“If I find anything else like this, any major issues, I’ll be sure to call you over and show you.” That’s encouraging. The rest of the day went off without a ton of drama. Boat went back in the water and we headed to the bay. Some engine issues were found, bigger ones than we thought we had, but other than that nothing major. Back at the dock the checking of every system continued, and the day ended with engine oil and gear oil samples being pulled for analysis. All in all it was a good day on the water. The cracking left us feeling no more ready to buy this boat than before, but no less either.
It took longer to get the survey back than planned, but after numerous conversations with our surveyor we canceled the purchase agreement and got our money back. Once I got the survey I sent it over to the owner, since I had already explained that we were not going to move forward.
All in all it was a good experience, and everyone that we delt with was great. The chances of us getting this cat are slim, as I suspect the owner would never agree to a price we are willing to pay, so it’s back to yacht world, and the ups and downs of dreaming about boats.
If you’ve made it this far, thank you.
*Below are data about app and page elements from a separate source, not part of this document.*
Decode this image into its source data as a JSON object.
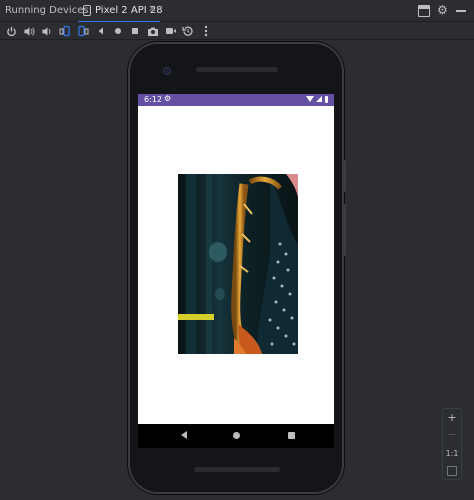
{
  "panel": {
    "title": "Running Devices:"
  },
  "tab": {
    "label": "Pixel 2 API 28",
    "close_glyph": "✕"
  },
  "top_right_icons": [
    "window-layout-icon",
    "gear-icon",
    "minimize-icon"
  ],
  "toolbar": {
    "icons": [
      "power-icon",
      "volume-up-icon",
      "volume-down-icon",
      "rotate-left-icon",
      "rotate-right-icon",
      "back-icon",
      "home-icon",
      "overview-icon",
      "screenshot-icon",
      "screen-record-icon",
      "snapshot-icon",
      "more-icon"
    ]
  },
  "device": {
    "status_time": "6:12",
    "status_icons": [
      "settings-icon",
      "wifi-icon",
      "signal-icon",
      "battery-icon"
    ],
    "artwork": "saxophone-player-image",
    "nav_icons": [
      "back-nav-icon",
      "home-nav-icon",
      "recents-nav-icon"
    ]
  },
  "zoom": {
    "plus": "+",
    "minus": "−",
    "actual": "1:1"
  },
  "colors": {
    "ide_bg": "#2b2d30",
    "accent": "#3574f0",
    "app_bar": "#6650a4"
  }
}
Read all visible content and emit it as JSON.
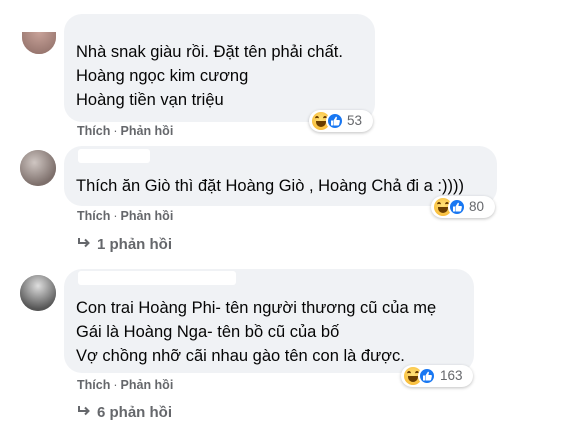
{
  "comments": [
    {
      "lines": "Nhà snak giàu rồi. Đặt tên phải chất.\nHoàng ngọc kim cương\nHoàng tiền vạn triệu",
      "like_label": "Thích",
      "reply_label": "Phản hồi",
      "reaction_count": "53",
      "reaction_icons": [
        "haha-icon",
        "like-icon"
      ]
    },
    {
      "lines": "Thích ăn Giò thì đặt Hoàng Giò , Hoàng Chả đi a :))))",
      "like_label": "Thích",
      "reply_label": "Phản hồi",
      "reaction_count": "80",
      "reaction_icons": [
        "haha-icon",
        "like-icon"
      ],
      "replies_label": "1 phản hồi"
    },
    {
      "lines": "Con trai Hoàng Phi- tên người thương cũ của mẹ\nGái là Hoàng Nga- tên bồ cũ của bố\nVợ chồng nhỡ cãi nhau gào tên con là được.",
      "like_label": "Thích",
      "reply_label": "Phản hồi",
      "reaction_count": "163",
      "reaction_icons": [
        "haha-icon",
        "like-icon"
      ],
      "replies_label": "6 phản hồi"
    }
  ],
  "colors": {
    "bubble": "#f0f2f5",
    "secondary_text": "#65676b",
    "like_blue": "#1877f2",
    "haha_yellow": "#f7b125"
  }
}
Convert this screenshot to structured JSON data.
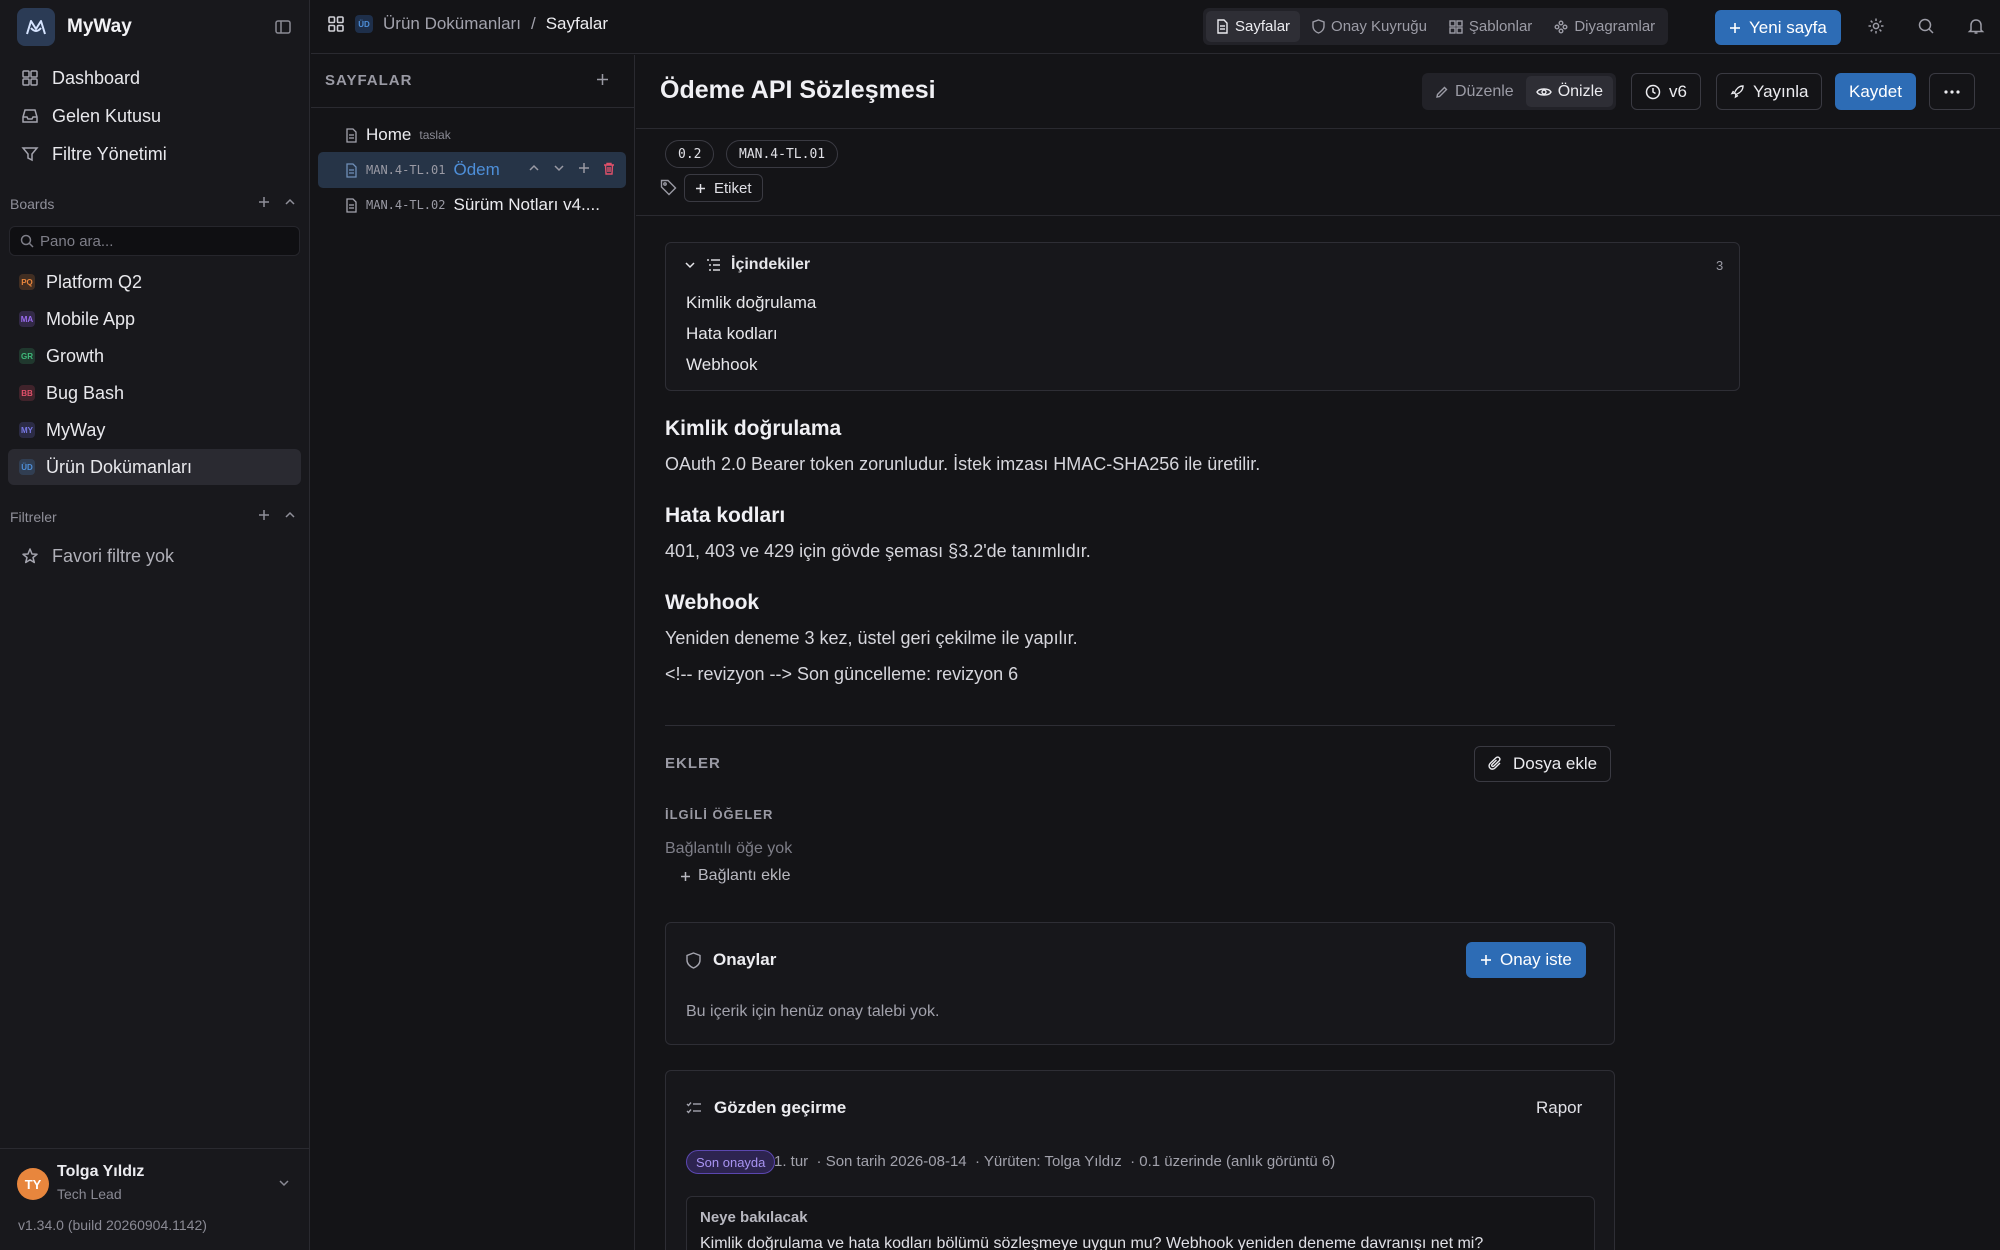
{
  "app": {
    "name": "MyWay"
  },
  "nav": [
    {
      "label": "Dashboard",
      "icon": "grid-icon"
    },
    {
      "label": "Gelen Kutusu",
      "icon": "inbox-icon"
    },
    {
      "label": "Filtre Yönetimi",
      "icon": "filter-icon"
    }
  ],
  "boards": {
    "title": "Boards",
    "search_placeholder": "Pano ara...",
    "items": [
      {
        "abbr": "PQ",
        "label": "Platform Q2",
        "color": "#e8863d"
      },
      {
        "abbr": "MA",
        "label": "Mobile App",
        "color": "#9b6cf0"
      },
      {
        "abbr": "GR",
        "label": "Growth",
        "color": "#3fb97a"
      },
      {
        "abbr": "BB",
        "label": "Bug Bash",
        "color": "#e0506a"
      },
      {
        "abbr": "MY",
        "label": "MyWay",
        "color": "#7a7ae8"
      },
      {
        "abbr": "ÜD",
        "label": "Ürün Dokümanları",
        "color": "#4e8fd9",
        "active": true
      }
    ]
  },
  "filters": {
    "title": "Filtreler",
    "empty": "Favori filtre yok"
  },
  "user": {
    "initials": "TY",
    "name": "Tolga Yıldız",
    "role": "Tech Lead"
  },
  "version": "v1.34.0 (build 20260904.1142)",
  "topbar": {
    "board_badge": "ÜD",
    "breadcrumb_board": "Ürün Dokümanları",
    "breadcrumb_sep": "/",
    "breadcrumb_current": "Sayfalar",
    "tabs": [
      "Sayfalar",
      "Onay Kuyruğu",
      "Şablonlar",
      "Diyagramlar"
    ],
    "new_page": "Yeni sayfa"
  },
  "tree": {
    "title": "SAYFALAR",
    "rows": [
      {
        "code": "",
        "title": "Home",
        "tag": "taslak"
      },
      {
        "code": "MAN.4-TL.01",
        "title": "Ödem",
        "tag": ""
      },
      {
        "code": "MAN.4-TL.02",
        "title": "Sürüm Notları v4....",
        "tag": ""
      }
    ]
  },
  "doc": {
    "title": "Ödeme API Sözleşmesi",
    "mode_edit": "Düzenle",
    "mode_preview": "Önizle",
    "version": "v6",
    "publish": "Yayınla",
    "save": "Kaydet",
    "pills": [
      "0.2",
      "MAN.4-TL.01"
    ],
    "tag_add": "Etiket",
    "toc": {
      "title": "İçindekiler",
      "count": "3",
      "items": [
        "Kimlik doğrulama",
        "Hata kodları",
        "Webhook"
      ]
    },
    "sections": [
      {
        "heading": "Kimlik doğrulama",
        "body": "OAuth 2.0 Bearer token zorunludur. İstek imzası HMAC-SHA256 ile üretilir."
      },
      {
        "heading": "Hata kodları",
        "body": "401, 403 ve 429 için gövde şeması §3.2'de tanımlıdır."
      },
      {
        "heading": "Webhook",
        "body": "Yeniden deneme 3 kez, üstel geri çekilme ile yapılır."
      }
    ],
    "revision_note": "<!-- revizyon --> Son güncelleme: revizyon 6",
    "attachments": {
      "label": "EKLER",
      "add": "Dosya ekle"
    },
    "related": {
      "label": "İLGİLİ ÖĞELER",
      "empty": "Bağlantılı öğe yok",
      "add": "Bağlantı ekle"
    },
    "approvals": {
      "title": "Onaylar",
      "button": "Onay iste",
      "empty": "Bu içerik için henüz onay talebi yok."
    },
    "review": {
      "title": "Gözden geçirme",
      "report": "Rapor",
      "status": "Son onayda",
      "round": "1. tur",
      "due": "· Son tarih 2026-08-14",
      "owner": "· Yürüten: Tolga Yıldız",
      "base": "· 0.1 üzerinde (anlık görüntü 6)",
      "focus_title": "Neye bakılacak",
      "focus_text": "Kimlik doğrulama ve hata kodları bölümü sözleşmeye uygun mu? Webhook yeniden deneme davranışı net mi?"
    }
  },
  "colors": {
    "accent": "#2d6cb5",
    "link": "#4e8fd9",
    "danger": "#e0506a"
  }
}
I plan to do a better job updating this space and explore documenting our journey a few different ways. Feel free to call me out on that.